Claire McCaskill

September 23, 1999
Report No. 99-82

Some problems were discovered as a result of an audit conducted by our office in response to the request of petitioners from the City of Brownington, Missouri.

In 1885 Brownington was incorporated as a village; however, the governing body of Brownington has been operating as a fourth class city for many years. Brownington elects a Mayor and a Board of Aldermen similar to a fourth class city, and levies and collects taxes consistent with the laws governing a fourth class city. In addition, numerous ordinances and official records refer to Brownington as a city.

While state law allows voters within the Village to elect by majority vote to become a fourth class city, there is no documentation to indicate that the classification of Brownington was ever officially changed from a village to a fourth class city. We recommend the Board of Aldermen consult legal counsel to determine the status of Brownington's classification.

The city does not have a formal bidding policy. As a result, the decision of whether to solicit bids for a particular purchase is made on an item-by-item basis. During the past several years, bids were either not solicited or bid documentation was not kept in some instances.

A company owned by the brother of a board member was paid $2,355 in October 1997, for siding for the city's community building. The minutes of the board meeting where this purchase was discussed do not include details of the vote by specific board members, and give no indication that the brother abstained from voting on this purchase. While city officials indicate that the city paid a wholesale price for the siding, there is no indication that bids were obtained from any other source.

Discussions and decisions concerning transactions where a potential conflict of interest exists should be completely documented so that the public has assurance that no city official or agent has improperly profited.

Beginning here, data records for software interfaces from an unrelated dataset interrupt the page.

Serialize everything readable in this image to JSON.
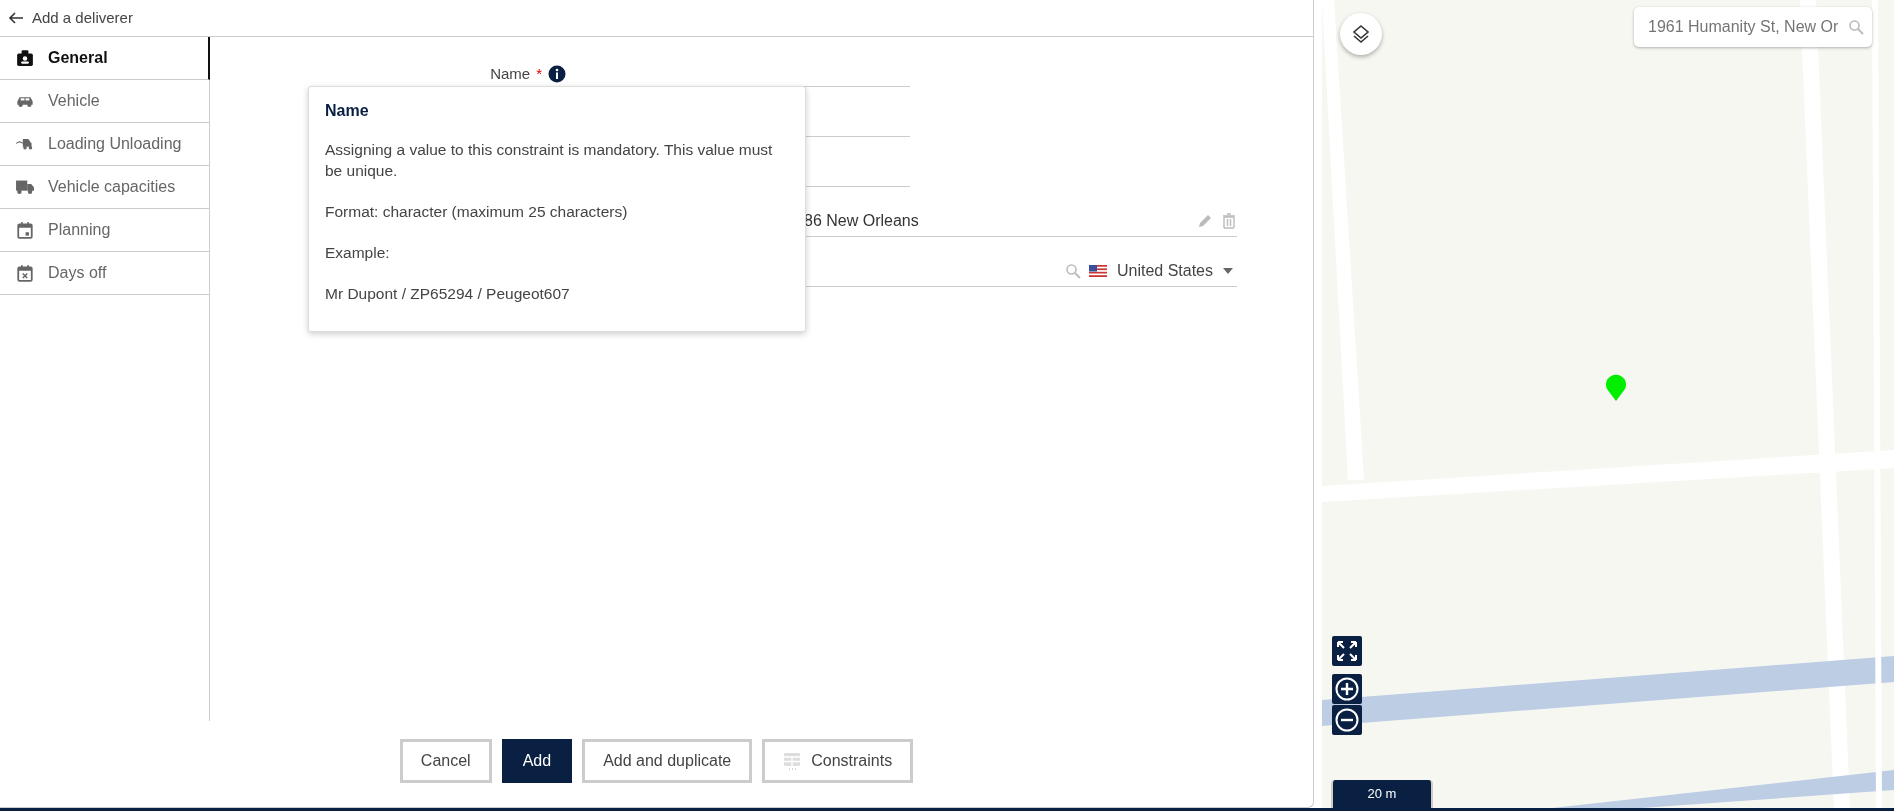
{
  "header": {
    "title": "Add a deliverer"
  },
  "sidebar": {
    "items": [
      {
        "label": "General",
        "selected": true
      },
      {
        "label": "Vehicle",
        "selected": false
      },
      {
        "label": "Loading Unloading",
        "selected": false
      },
      {
        "label": "Vehicle capacities",
        "selected": false
      },
      {
        "label": "Planning",
        "selected": false
      },
      {
        "label": "Days off",
        "selected": false
      }
    ]
  },
  "form": {
    "fields": [
      {
        "kind": "text",
        "label": "Name",
        "required_mark": "*"
      },
      {
        "kind": "text"
      },
      {
        "kind": "text"
      },
      {
        "kind": "address",
        "value": "86 New Orleans"
      },
      {
        "kind": "country",
        "value": "United States"
      }
    ]
  },
  "tooltip": {
    "title": "Name",
    "paragraphs": [
      "Assigning a value to this constraint is mandatory. This value must be unique.",
      "Format: character (maximum 25 characters)",
      "Example:",
      "Mr Dupont / ZP65294 / Peugeot607"
    ]
  },
  "buttons": [
    {
      "label": "Cancel",
      "kind": "secondary"
    },
    {
      "label": "Add",
      "kind": "primary"
    },
    {
      "label": "Add and duplicate",
      "kind": "secondary"
    },
    {
      "label": "Constraints",
      "kind": "constraints"
    }
  ],
  "map": {
    "search": {
      "placeholder": "1961 Humanity St, New Or"
    },
    "scale": "20 m"
  }
}
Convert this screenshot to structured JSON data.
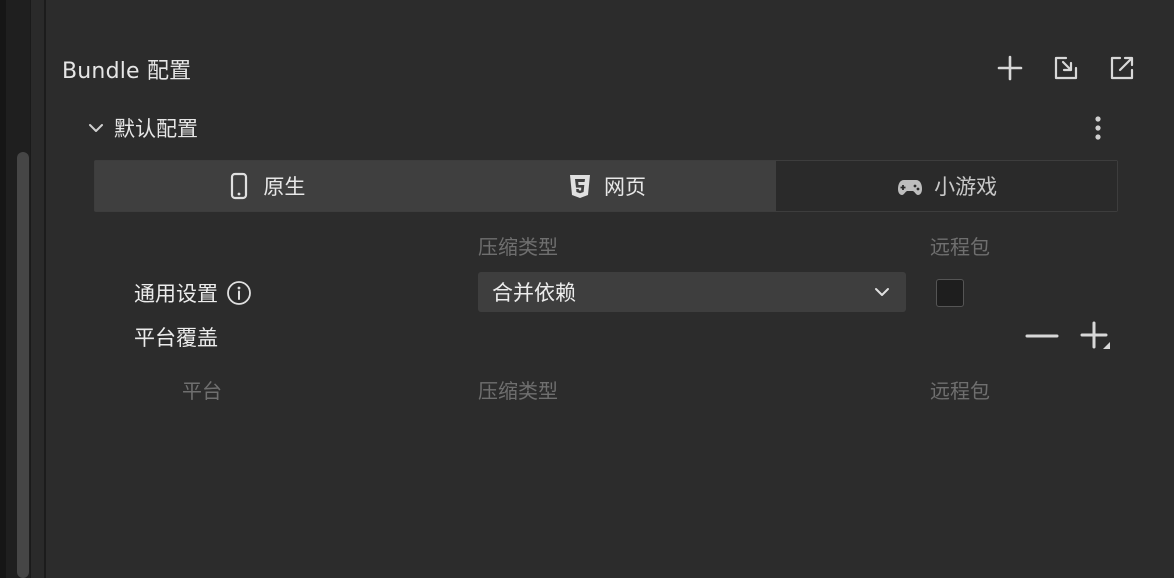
{
  "section": {
    "title": "Bundle 配置"
  },
  "header_icons": [
    "plus-icon",
    "import-icon",
    "export-icon"
  ],
  "group": {
    "title": "默认配置"
  },
  "tabs": [
    {
      "label": "原生",
      "icon": "mobile-phone-icon",
      "active": true
    },
    {
      "label": "网页",
      "icon": "html5-icon",
      "active": true
    },
    {
      "label": "小游戏",
      "icon": "gamepad-icon",
      "active": false
    }
  ],
  "general": {
    "col_compression": "压缩类型",
    "col_remote": "远程包",
    "label": "通用设置",
    "compression_value": "合并依赖",
    "remote_checked": false
  },
  "override": {
    "label": "平台覆盖",
    "col_platform": "平台",
    "col_compression": "压缩类型",
    "col_remote": "远程包"
  },
  "colors": {
    "background": "#2c2c2c",
    "tab_active": "#3f3f3f",
    "muted_text": "#6f6f6f"
  }
}
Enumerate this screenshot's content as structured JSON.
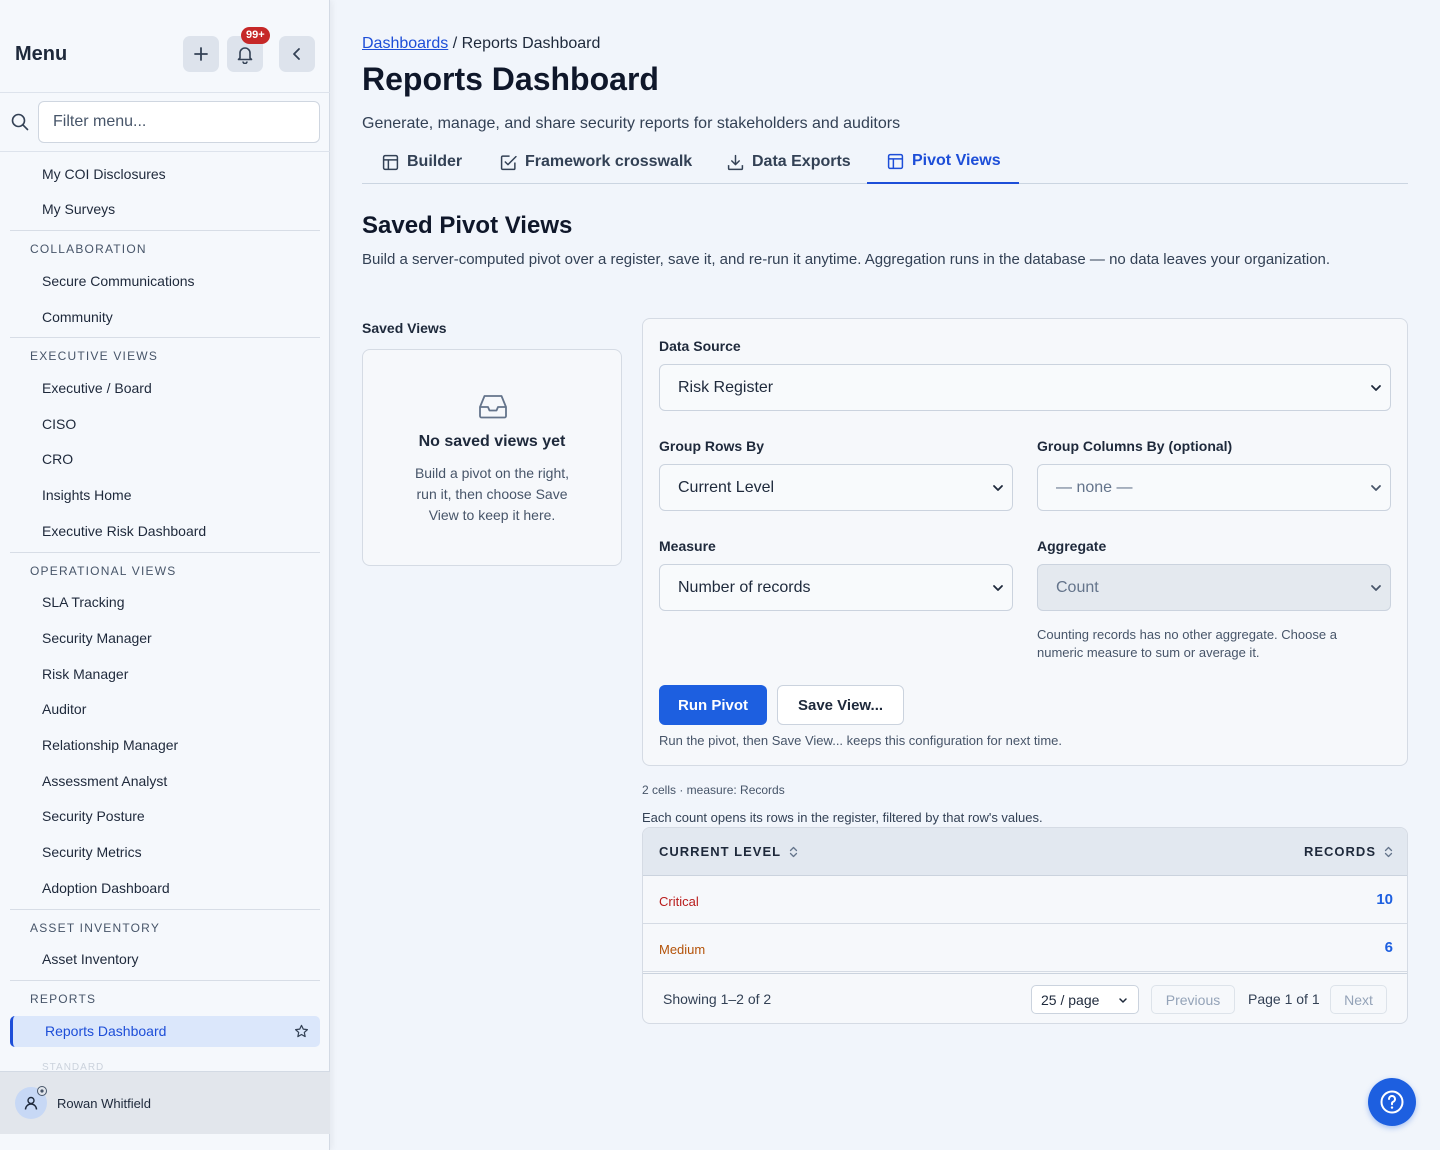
{
  "sidebar": {
    "title": "Menu",
    "notification_count": "99+",
    "filter_placeholder": "Filter menu...",
    "items": {
      "my_coi": "My COI Disclosures",
      "my_surveys": "My Surveys",
      "sec_collab": "COLLABORATION",
      "secure_comms": "Secure Communications",
      "community": "Community",
      "sec_exec": "EXECUTIVE VIEWS",
      "exec_board": "Executive / Board",
      "ciso": "CISO",
      "cro": "CRO",
      "insights_home": "Insights Home",
      "exec_risk": "Executive Risk Dashboard",
      "sec_ops": "OPERATIONAL VIEWS",
      "sla": "SLA Tracking",
      "sec_manager": "Security Manager",
      "risk_manager": "Risk Manager",
      "auditor": "Auditor",
      "rel_manager": "Relationship Manager",
      "assess_analyst": "Assessment Analyst",
      "sec_posture": "Security Posture",
      "sec_metrics": "Security Metrics",
      "adoption": "Adoption Dashboard",
      "sec_asset": "ASSET INVENTORY",
      "asset_inv": "Asset Inventory",
      "sec_reports": "REPORTS",
      "reports_dash": "Reports Dashboard",
      "sec_standard": "STANDARD"
    },
    "user_name": "Rowan Whitfield"
  },
  "header": {
    "breadcrumb_link": "Dashboards",
    "breadcrumb_sep": " / ",
    "breadcrumb_current": "Reports Dashboard",
    "title": "Reports Dashboard",
    "subtitle": "Generate, manage, and share security reports for stakeholders and auditors"
  },
  "tabs": [
    "Builder",
    "Framework crosswalk",
    "Data Exports",
    "Pivot Views"
  ],
  "active_tab": "Pivot Views",
  "section": {
    "title": "Saved Pivot Views",
    "description": "Build a server-computed pivot over a register, save it, and re-run it anytime. Aggregation runs in the database — no data leaves your organization."
  },
  "saved_views": {
    "label": "Saved Views",
    "empty_title": "No saved views yet",
    "empty_body": "Build a pivot on the right, run it, then choose Save View to keep it here."
  },
  "config": {
    "data_source_label": "Data Source",
    "data_source_value": "Risk Register",
    "group_rows_label": "Group Rows By",
    "group_rows_value": "Current Level",
    "group_cols_label": "Group Columns By (optional)",
    "group_cols_value": "— none —",
    "measure_label": "Measure",
    "measure_value": "Number of records",
    "aggregate_label": "Aggregate",
    "aggregate_value": "Count",
    "aggregate_help": "Counting records has no other aggregate. Choose a numeric measure to sum or average it.",
    "run_button": "Run Pivot",
    "save_button": "Save View...",
    "run_help": "Run the pivot, then Save View... keeps this configuration for next time."
  },
  "results": {
    "meta": "2 cells · measure: Records",
    "note": "Each count opens its rows in the register, filtered by that row's values.",
    "columns": [
      "CURRENT LEVEL",
      "RECORDS"
    ],
    "rows": [
      {
        "level": "Critical",
        "count": "10",
        "color": "#b91c1c"
      },
      {
        "level": "Medium",
        "count": "6",
        "color": "#b45309"
      }
    ],
    "showing": "Showing 1–2 of 2",
    "per_page": "25 / page",
    "previous": "Previous",
    "page_info": "Page 1 of 1",
    "next": "Next"
  },
  "colors": {
    "accent": "#1d5fe0",
    "critical": "#b91c1c",
    "medium": "#b45309",
    "badge": "#c62828"
  }
}
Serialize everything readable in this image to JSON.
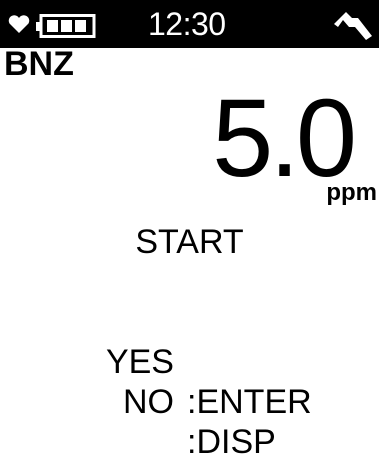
{
  "status_bar": {
    "time": "12:30",
    "icons": [
      "heart-icon",
      "battery-icon",
      "signal-icon"
    ],
    "background": "#000000",
    "foreground": "#ffffff"
  },
  "gas": {
    "name": "BNZ",
    "reading": "5.0",
    "unit": "ppm"
  },
  "prompt": {
    "message": "START",
    "options": [
      {
        "key": "YES",
        "action": ":ENTER"
      },
      {
        "key": "NO",
        "action": ":DISP"
      }
    ]
  }
}
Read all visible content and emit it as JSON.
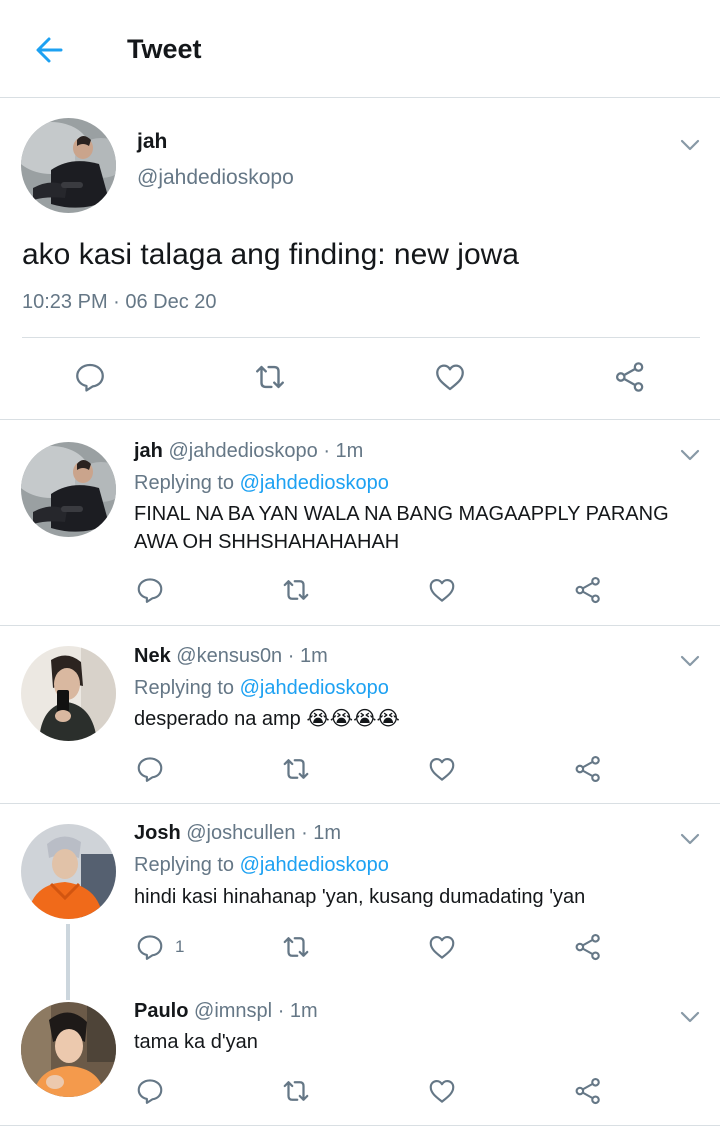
{
  "header": {
    "title": "Tweet"
  },
  "main_tweet": {
    "name": "jah",
    "handle": "@jahdedioskopo",
    "text": "ako kasi talaga ang finding: new jowa",
    "timestamp": "10:23 PM · 06 Dec 20"
  },
  "replies": [
    {
      "name": "jah",
      "handle": "@jahdedioskopo",
      "time": "· 1m",
      "replying_prefix": "Replying to",
      "replying_to": "@jahdedioskopo",
      "text": "FINAL NA BA YAN WALA NA BANG MAGAAPPLY PARANG AWA OH SHHSHAHAHAHAH",
      "reply_count": ""
    },
    {
      "name": "Nek",
      "handle": "@kensus0n",
      "time": "· 1m",
      "replying_prefix": "Replying to",
      "replying_to": "@jahdedioskopo",
      "text": "desperado na amp 😭😭😭😭",
      "reply_count": ""
    },
    {
      "name": "Josh",
      "handle": "@joshcullen",
      "time": "· 1m",
      "replying_prefix": "Replying to",
      "replying_to": "@jahdedioskopo",
      "text": "hindi kasi hinahanap 'yan, kusang dumadating 'yan",
      "reply_count": "1"
    },
    {
      "name": "Paulo",
      "handle": "@imnspl",
      "time": "· 1m",
      "text": "tama ka d'yan",
      "reply_count": ""
    }
  ],
  "colors": {
    "accent": "#1da1f2",
    "text": "#14171a",
    "secondary": "#657786",
    "icon": "#657786",
    "divider": "#d9dfe3"
  },
  "icons": {
    "back": "arrow-left-icon",
    "reply": "speech-bubble-icon",
    "retweet": "retweet-arrows-icon",
    "like": "heart-icon",
    "share": "share-nodes-icon",
    "more": "chevron-down-icon"
  }
}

The City receives state motor vehicle-related revenues and deposits them into its General Fund. The Missouri Constitution requires motor vehicle-related revenues apportioned by the State of Missouri be expended for street-related purposes. The city has not established a spearate fund or separate accounting for those revenues and expenditures and does not monitor the use of these funds to ensure compliance with the Missouri Constitution.

The city does not prepare and adopt annual budgets. State law requires the preparation of an annual budget which shall present a complete financial plan for the ensuing year.

The city's ordinance book is not complete. Several ordinance numbers are not included in the book, two ordinances have the same number, and there is no index of all ordinances passed by the city. Since ordinances represent legislation which has been passed by the Board of Aldermen to govern the city and its residents, it is important that the ordinances be maintained in a complete, well organized, and up-to-date manner. Such items as duties and compensation of city officials and the annual tax levy should be set forth in the ordinances to give the taxpayers information on how the city is to be governed.

The City Clerk also serves as the City Treasurer, and with the exception of property tax collection, is responsible for most of the record keeping duties of the city. To safeguard against possible loss or misuse of funds, internal controls could be improved by segregating duties to the extent possible.

An annual maintenance plan for city streets has not been prepared. We recommend the Board of Aldermen prepare a formal maintenance plan for city streets at the beginning of the fiscal year and periodically update the plan throughout the year. In addition, the board should review the progress made in the repair and maintenance of streets to make appropriate decisions on future projects.

Complete Audit Report

Missouri State Auditor's Office